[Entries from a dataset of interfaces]

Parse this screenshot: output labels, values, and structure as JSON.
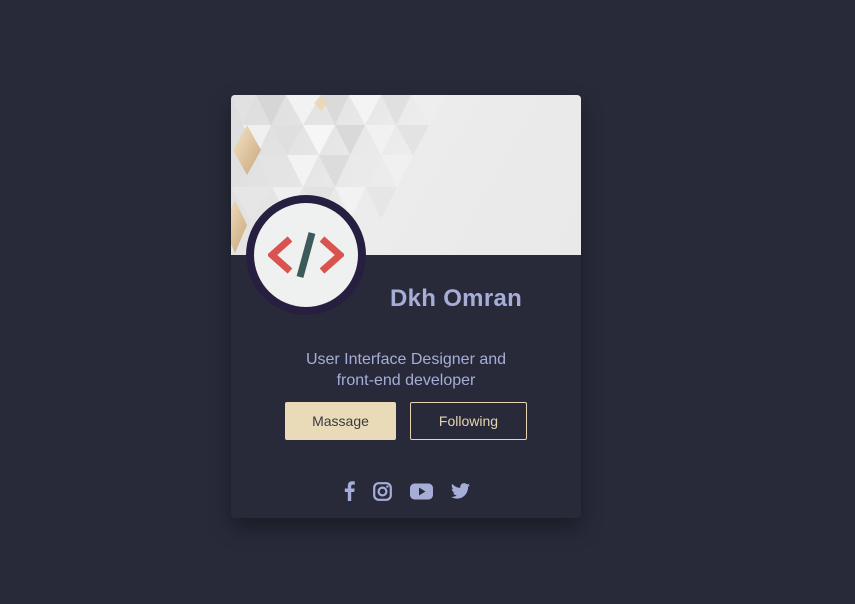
{
  "profile": {
    "name": "Dkh Omran",
    "bio_line1": "User Interface Designer and",
    "bio_line2": "front-end developer",
    "avatar_icon": "code-brackets-icon"
  },
  "actions": {
    "message_label": "Massage",
    "follow_label": "Following"
  },
  "social": {
    "items": [
      "facebook-icon",
      "instagram-icon",
      "youtube-icon",
      "twitter-icon"
    ]
  },
  "colors": {
    "background": "#282a3a",
    "accent": "#e9dbb8",
    "text": "#a6aed8",
    "avatar_ring": "#261f40",
    "code_red": "#d9534f",
    "code_slash": "#3d5a5b"
  }
}
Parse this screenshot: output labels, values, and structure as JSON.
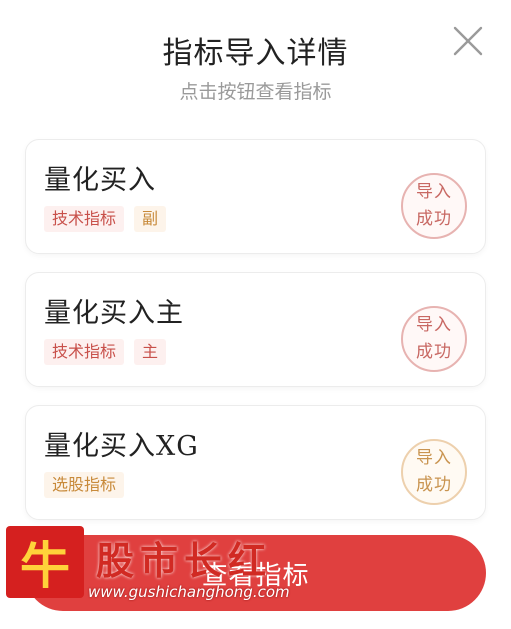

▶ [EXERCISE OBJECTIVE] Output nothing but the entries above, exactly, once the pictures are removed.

▶ [SOLUTION TO THIS PROBLEM]
Parse this screenshot: output labels, values, and structure as JSON.
{
  "profile": {
    "name": "Dkh Omran",
    "bio_line1": "User Interface Designer and",
    "bio_line2": "front-end developer",
    "avatar_icon": "code-brackets-icon"
  },
  "actions": {
    "message_label": "Massage",
    "follow_label": "Following"
  },
  "social": {
    "items": [
      "facebook-icon",
      "instagram-icon",
      "youtube-icon",
      "twitter-icon"
    ]
  },
  "colors": {
    "background": "#282a3a",
    "accent": "#e9dbb8",
    "text": "#a6aed8",
    "avatar_ring": "#261f40",
    "code_red": "#d9534f",
    "code_slash": "#3d5a5b"
  }
}
Parse this screenshot: output labels, values, and structure as JSON.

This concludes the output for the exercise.